James I was king while King Lear was written. He wanted to unite England, Scotland, and Wales.
Lear looks at the world that contains humanity, rather than the character/individual interior such as Hamlet does.
There is a primary philosophical/dramatic conflict between the “naturalists” and the “medievalists.” The one gives importance only to “facts,” while the other gives facts to importance.
The sense of smell is key in this play.
Gloucester’s situation with his sons parallels King Lear’s relationship with his daughters, and both men’s situations parallel each other as far as their desperation drives them to madness and harm.
Is Cordelia an echo or representation of the Gospel or a divine figure? I do not see her as such…inless it is to show that she is in the right, because she is imitating Christ? Or is it the opposite – to show that Christ is bad, or a lie, since Cordelia dies, and seems merely an imitation? Either way, it seems to be a stretch.
Edgar wants to show his father how fate is not purely random – Dr. Gurney says he contrives a “fake miracle” for Gloucester. So does this show that miracles (which are associated with the Divine) are non-existent, and that men contrive them, that they are fake? Is this a comment on the perceived absence of God and the supernatural? It does seem to be…as Dr. Gurney mentioned, Gloucester’s physical fall leads to his spiritual rise. Interesting point…

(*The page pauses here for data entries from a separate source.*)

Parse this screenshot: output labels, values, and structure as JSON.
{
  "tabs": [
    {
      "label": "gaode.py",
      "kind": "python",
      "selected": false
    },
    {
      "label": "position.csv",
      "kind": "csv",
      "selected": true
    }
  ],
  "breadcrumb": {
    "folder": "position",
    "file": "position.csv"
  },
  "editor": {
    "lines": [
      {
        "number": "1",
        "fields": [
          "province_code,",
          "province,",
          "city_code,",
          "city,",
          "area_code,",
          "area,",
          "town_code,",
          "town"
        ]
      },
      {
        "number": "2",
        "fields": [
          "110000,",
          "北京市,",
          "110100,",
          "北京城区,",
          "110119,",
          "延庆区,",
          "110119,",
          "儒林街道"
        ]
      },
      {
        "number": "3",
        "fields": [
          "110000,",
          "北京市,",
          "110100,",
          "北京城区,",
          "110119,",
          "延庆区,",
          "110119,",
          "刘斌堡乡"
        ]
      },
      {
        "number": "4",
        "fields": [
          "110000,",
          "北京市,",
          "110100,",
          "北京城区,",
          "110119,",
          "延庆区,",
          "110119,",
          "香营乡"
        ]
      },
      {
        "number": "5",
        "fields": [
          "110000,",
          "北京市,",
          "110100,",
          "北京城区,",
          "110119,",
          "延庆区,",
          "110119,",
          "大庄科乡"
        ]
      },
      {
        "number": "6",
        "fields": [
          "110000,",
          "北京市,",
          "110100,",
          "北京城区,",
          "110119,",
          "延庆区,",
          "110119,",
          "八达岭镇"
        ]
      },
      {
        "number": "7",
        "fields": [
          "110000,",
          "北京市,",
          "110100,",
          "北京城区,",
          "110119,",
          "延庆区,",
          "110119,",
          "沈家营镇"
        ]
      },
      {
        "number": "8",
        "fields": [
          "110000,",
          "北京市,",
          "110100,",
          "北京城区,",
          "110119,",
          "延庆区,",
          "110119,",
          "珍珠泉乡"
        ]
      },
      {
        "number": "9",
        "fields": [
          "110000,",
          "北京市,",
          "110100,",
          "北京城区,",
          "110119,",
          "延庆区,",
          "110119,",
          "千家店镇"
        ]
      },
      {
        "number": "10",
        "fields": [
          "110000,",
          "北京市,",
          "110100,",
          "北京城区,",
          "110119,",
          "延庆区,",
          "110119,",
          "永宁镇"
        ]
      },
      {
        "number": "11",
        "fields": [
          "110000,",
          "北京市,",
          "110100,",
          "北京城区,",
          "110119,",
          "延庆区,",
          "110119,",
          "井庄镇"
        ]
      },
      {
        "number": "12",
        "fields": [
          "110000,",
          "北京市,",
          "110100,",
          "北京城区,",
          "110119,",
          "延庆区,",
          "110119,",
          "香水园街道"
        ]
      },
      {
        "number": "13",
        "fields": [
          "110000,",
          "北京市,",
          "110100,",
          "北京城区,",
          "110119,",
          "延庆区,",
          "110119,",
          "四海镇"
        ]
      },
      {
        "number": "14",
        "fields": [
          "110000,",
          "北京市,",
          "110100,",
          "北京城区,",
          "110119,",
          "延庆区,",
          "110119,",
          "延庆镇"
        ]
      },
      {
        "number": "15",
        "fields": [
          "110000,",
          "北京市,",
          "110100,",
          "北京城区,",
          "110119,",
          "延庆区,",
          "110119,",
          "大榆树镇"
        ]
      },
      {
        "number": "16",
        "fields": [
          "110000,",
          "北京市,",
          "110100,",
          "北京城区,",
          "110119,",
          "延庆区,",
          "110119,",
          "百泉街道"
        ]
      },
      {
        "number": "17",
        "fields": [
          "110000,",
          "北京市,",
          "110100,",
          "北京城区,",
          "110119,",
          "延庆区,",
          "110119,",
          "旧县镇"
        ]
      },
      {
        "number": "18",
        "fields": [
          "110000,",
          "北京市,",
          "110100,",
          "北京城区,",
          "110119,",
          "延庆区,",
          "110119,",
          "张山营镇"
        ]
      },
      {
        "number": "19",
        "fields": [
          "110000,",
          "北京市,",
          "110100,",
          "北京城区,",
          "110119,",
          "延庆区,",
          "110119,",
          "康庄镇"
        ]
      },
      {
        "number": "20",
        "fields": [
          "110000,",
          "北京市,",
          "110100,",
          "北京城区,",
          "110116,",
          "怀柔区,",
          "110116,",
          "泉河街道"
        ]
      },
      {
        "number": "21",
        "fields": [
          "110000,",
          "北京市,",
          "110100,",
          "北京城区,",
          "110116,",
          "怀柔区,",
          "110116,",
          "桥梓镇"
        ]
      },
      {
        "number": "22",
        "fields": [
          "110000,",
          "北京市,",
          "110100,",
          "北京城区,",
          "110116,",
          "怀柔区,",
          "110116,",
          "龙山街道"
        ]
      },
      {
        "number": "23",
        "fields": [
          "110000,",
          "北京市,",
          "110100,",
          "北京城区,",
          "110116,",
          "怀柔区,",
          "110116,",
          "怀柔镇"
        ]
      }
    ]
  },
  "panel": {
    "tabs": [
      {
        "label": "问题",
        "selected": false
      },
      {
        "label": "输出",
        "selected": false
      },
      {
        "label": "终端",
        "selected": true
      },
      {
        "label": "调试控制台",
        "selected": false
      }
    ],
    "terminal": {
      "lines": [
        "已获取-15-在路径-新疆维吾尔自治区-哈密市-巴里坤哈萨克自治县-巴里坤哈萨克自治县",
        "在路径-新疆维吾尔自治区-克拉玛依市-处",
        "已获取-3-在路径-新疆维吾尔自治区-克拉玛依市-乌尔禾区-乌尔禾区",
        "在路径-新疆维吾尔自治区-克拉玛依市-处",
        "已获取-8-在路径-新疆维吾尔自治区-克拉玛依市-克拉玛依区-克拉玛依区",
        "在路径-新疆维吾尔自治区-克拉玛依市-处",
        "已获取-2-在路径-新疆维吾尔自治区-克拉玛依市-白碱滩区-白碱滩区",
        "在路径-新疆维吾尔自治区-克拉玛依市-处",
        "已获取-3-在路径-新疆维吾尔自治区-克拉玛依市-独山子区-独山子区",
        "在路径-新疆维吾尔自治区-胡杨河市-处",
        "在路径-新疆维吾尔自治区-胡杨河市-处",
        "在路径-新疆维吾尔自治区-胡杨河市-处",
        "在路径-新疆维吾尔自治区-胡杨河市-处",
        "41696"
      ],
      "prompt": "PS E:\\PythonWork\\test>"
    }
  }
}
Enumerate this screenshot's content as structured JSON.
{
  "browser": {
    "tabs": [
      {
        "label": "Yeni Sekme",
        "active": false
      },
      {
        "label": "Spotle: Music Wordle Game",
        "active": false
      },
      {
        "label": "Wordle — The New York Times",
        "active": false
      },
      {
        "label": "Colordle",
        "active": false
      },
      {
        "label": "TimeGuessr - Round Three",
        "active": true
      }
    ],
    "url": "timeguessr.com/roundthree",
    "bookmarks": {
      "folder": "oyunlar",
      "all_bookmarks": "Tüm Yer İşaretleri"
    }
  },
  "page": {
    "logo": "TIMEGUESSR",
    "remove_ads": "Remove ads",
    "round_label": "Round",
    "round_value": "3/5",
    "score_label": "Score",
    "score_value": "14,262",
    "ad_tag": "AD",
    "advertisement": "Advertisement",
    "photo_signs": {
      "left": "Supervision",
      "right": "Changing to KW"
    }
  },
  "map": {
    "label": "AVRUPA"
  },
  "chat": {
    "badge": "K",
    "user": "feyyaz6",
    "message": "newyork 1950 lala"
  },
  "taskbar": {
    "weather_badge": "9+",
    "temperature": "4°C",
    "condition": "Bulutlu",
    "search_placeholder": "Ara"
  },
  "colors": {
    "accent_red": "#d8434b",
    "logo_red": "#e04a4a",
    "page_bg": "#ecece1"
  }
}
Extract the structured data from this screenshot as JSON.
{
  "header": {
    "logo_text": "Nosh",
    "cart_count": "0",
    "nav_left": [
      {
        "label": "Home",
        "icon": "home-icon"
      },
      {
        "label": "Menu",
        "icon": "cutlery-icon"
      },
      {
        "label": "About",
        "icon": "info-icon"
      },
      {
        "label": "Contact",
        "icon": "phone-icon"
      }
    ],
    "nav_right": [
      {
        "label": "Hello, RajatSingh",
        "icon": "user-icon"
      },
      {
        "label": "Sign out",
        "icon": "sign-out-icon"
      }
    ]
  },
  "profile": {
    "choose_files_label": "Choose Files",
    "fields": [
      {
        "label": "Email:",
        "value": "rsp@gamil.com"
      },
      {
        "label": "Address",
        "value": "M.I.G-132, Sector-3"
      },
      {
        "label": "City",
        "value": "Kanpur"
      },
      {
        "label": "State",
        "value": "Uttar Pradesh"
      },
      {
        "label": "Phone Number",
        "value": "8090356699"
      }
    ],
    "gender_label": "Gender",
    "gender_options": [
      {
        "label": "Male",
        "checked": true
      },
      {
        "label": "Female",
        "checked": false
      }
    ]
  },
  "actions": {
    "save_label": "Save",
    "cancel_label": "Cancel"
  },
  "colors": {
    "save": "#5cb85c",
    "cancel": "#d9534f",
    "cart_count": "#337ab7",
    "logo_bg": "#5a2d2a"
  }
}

Edgar has saved his father’s life by a necessary fiction.. And, all of Edgar’s disguises (he has several) are fictions, in a sense.
This whole play seems to be a parody of the real and the divine. Fictions, disguises seem to be real, despite their false appearance, but those things that seem to true and normally not able to be seen or have an appearance ( such as God or destiny, moral order, hierarchy of design, etc.) are shown to be false, in the sense that they are virtually non-existent in the play. Yet, is this because they do not exist, or because the characters act as if they do not, and ignore them? Cordelia’s “I am” is again connotative of God…but is she meant to be overtly associated with God, because she says she “is” but, unlike God, at the play’s end, she is dead.
“Ripeness is all.”
Shakespeare uses many compound words in King Lear: pell-mell, handy-dandy, child-changed, tender-minded, full-flowing, villain-like, bare-gnawn, canker-bit, eldest-born, wide-skirted, self-same, emty-hearted, fore-vouched, still-soliciting, to name a few.
“O undistinguished space of woman’s will!”
“Pray you now, forget and forgive. I am old and forgetful.”
“Gilded butterflies” section….beautiful!
“I have a journey, sir, shortly to go; My master calls me, I must not say no.”
“The gods are just, and of our pleasant vices/ Make instruments to plague us.”
“Come, let’s away to prison./ We two alone will sing like birds i’the cage…/ So we’ll live,/ And pray, and sing, and tell old tales, and laugh/ At gilded butterflies, and hear poor rogues/ Talk of court news; and we’ll talk with them too -/ Who loses and who wins; who’s in, and who’s out;’ And take upon’s the mystery of things,/ As if we were God’s spies; and we’ll wear out,/ In a walled prison, packs and sects of great ones,/ That ebb and flow by the moon.”